§ Exercise
The lines to copy are those holding the string "NouvellePhotoDeProfil" in the entries below.
▬▬▬▬▬▬▬▬▬▬
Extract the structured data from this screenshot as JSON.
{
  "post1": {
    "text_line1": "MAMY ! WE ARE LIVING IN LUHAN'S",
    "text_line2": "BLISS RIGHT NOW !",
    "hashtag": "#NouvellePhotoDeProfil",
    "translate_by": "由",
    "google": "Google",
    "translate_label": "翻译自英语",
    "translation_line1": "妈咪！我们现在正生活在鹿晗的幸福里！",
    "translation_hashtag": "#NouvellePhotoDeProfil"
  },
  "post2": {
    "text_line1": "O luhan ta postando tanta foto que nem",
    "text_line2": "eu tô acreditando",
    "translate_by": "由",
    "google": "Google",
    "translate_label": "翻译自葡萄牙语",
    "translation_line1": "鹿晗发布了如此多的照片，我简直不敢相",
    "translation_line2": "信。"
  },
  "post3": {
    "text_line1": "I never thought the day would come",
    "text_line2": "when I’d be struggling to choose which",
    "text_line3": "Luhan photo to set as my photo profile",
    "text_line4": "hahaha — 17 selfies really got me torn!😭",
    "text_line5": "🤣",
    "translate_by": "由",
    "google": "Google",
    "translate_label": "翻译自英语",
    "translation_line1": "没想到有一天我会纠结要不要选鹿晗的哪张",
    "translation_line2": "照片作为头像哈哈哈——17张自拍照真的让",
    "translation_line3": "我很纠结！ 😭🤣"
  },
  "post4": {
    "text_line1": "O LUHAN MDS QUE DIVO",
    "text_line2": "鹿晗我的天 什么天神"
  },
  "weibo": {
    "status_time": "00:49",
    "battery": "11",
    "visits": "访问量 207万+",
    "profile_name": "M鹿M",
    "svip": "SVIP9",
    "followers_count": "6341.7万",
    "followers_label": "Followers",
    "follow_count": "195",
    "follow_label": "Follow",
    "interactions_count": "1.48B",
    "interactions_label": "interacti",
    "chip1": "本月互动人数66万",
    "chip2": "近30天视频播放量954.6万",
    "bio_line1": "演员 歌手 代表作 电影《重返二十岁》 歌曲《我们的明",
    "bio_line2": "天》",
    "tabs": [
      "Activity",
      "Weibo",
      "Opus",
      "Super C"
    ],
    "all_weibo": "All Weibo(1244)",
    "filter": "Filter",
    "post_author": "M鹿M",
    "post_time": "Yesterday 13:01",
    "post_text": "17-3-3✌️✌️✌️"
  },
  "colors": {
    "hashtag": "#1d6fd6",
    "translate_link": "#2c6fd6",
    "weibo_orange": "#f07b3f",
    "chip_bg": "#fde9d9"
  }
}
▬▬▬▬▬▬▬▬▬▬
§ Output for this task
    "hashtag": "#NouvellePhotoDeProfil",
    "translation_hashtag": "#NouvellePhotoDeProfil"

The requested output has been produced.